I was very fortunate that my folks paid for my undergraduate degree and gave me time to focus solely on my college career. All in all, my challenges were more emotional and intellectual than financial.
3. What have been some of the payoffs for attending college?
There have been multiple “payoffs”. First, I met my husband and the most amazing group of lifelong friends. Second, I read more books, wrote more papers, and survived more late nights than I thought was humanly possible. This gave me a strong sense of accomplishment and confidence which has in turn greatly helped me to establish a professional persona in the workforce. Third, I made many connections through professional organizations (NCA) and through taking on additional responsibilities while in college (e.g. serving as a research assistant, working part-time) that have helped me find employment. Fourth, I have letters behind my name and I am an Aggie (which has also helped me land positions). Fifth, I learned more about my strengths and weaknesses (college gave me a dose of reality – I’m not perfect – there is always someone smarter or better) without having to publicly fail like I would have in the workforce. Sixth, I learned to work with other people even though many times I didn’t want to put faith in their ability.
4. If you could go back in time and change anything about your college career, what would it be and why?
Honestly, my college experience was ideal. If I HAD to change something, I would have taken a few more business classes or even minored in business. This is not because it’s an interest of mine, but my current and previous employers have really favored or given more opportunities to folks with business experience and/or degrees.
5. If you could give any advice to current and/or future first-generation college students, what would it be?
Since I’m the experienced college student now, I guess I have to pass along my wisdom. So here it goes:
1. Go to college even if you think it’s not right for you. At least give it a shot because I bet there will be one class or one teacher who can really make it click for you.
2. Don’t be afraid to start at a junior college. It doesn’t mean you are any less worthy of a fancy degree. Junior colleges actually allow you to accrue less debt and slowly acclimate to all the pressures the college world has to offer.
3. Have fun and meet people. College is just as much about learning to interact with your peers as it is about burying your nose in books. It’s okay to occasionally compromise a study night to bond with your colleagues. And, enjoy the slow pace of the college world – you really get to spend more time doing what you want than in any other time in your life.
4. Get a part-time job or internship. THIS IS EXTREMELY IMPORTANT. You have to develop skills while in college and illustrate those in a tangible way. Writing papers (unless you stay in the academy) won’t get you job interviews, you have to show that you can work in your field of interest and made the extra effort to do so. Also, this is how you meet incredibly influential mentors who you will later ask for multiple recommendations.

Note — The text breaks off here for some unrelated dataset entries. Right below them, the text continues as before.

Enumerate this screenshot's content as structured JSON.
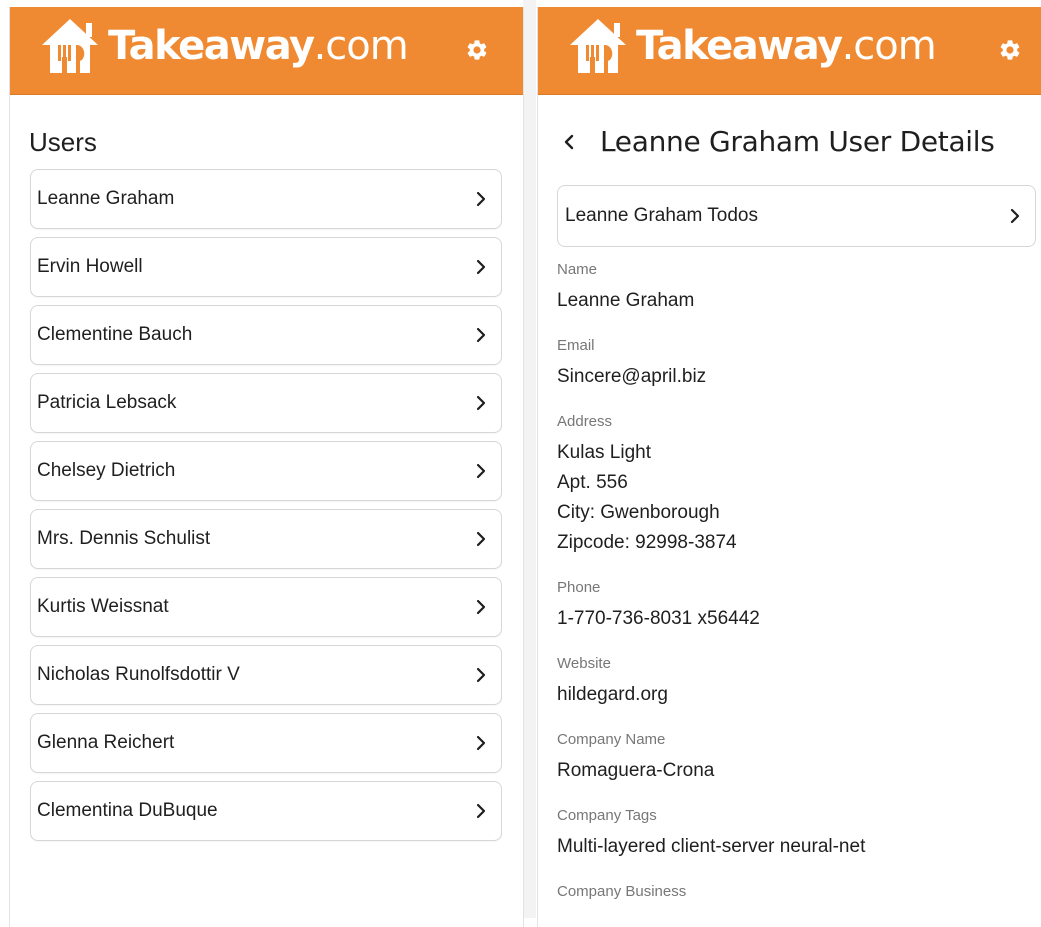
{
  "brand": {
    "name": "Takeaway",
    "suffix": ".com",
    "color": "#f08a32"
  },
  "list_screen": {
    "title": "Users",
    "users": [
      {
        "label": "Leanne Graham"
      },
      {
        "label": "Ervin Howell"
      },
      {
        "label": "Clementine Bauch"
      },
      {
        "label": "Patricia Lebsack"
      },
      {
        "label": "Chelsey Dietrich"
      },
      {
        "label": "Mrs. Dennis Schulist"
      },
      {
        "label": "Kurtis Weissnat"
      },
      {
        "label": "Nicholas Runolfsdottir V"
      },
      {
        "label": "Glenna Reichert"
      },
      {
        "label": "Clementina DuBuque"
      }
    ]
  },
  "detail_screen": {
    "title": "Leanne Graham User Details",
    "todos_label": "Leanne Graham Todos",
    "fields": [
      {
        "label": "Name",
        "value": "Leanne Graham"
      },
      {
        "label": "Email",
        "value": "Sincere@april.biz"
      },
      {
        "label": "Address",
        "lines": [
          "Kulas Light",
          "Apt. 556",
          "City: Gwenborough",
          "Zipcode: 92998-3874"
        ]
      },
      {
        "label": "Phone",
        "value": "1-770-736-8031 x56442"
      },
      {
        "label": "Website",
        "value": "hildegard.org"
      },
      {
        "label": "Company Name",
        "value": "Romaguera-Crona"
      },
      {
        "label": "Company Tags",
        "value": "Multi-layered client-server neural-net"
      },
      {
        "label": "Company Business",
        "value": ""
      }
    ]
  },
  "icons": {
    "logo": "takeaway-house-logo-icon",
    "settings": "gear-icon",
    "row": "chevron-right-icon",
    "back": "chevron-left-icon"
  }
}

5. Your parents, your dog, your roommate, the random person on the street corner don’t have to “get it”, and even if they do, you won’t think they can. Stop trying to make people in your life understand how stressed or insane you feel while in college. They are just happy that you are experiencing something spectacular! And people in the workforce don’t feel bad for you – rather, they are jealous (I wish I had a Spring Break)!
6. Get to know your professors. Try to spend time getting to know professors in your particular field of interest. They are thrilled to have an excited student! Offer to help on their research projects or just ask them questions about interesting things you’ve read for their class. The professional relationships you build with your professors will come in handy when trying to enter the workforce. They will be the individuals who can attest to your work ethic and dedication, and will be the folks you rely on as references.
Madeline certainly gave us a lot to think about! What did you take away from the article? Comment below.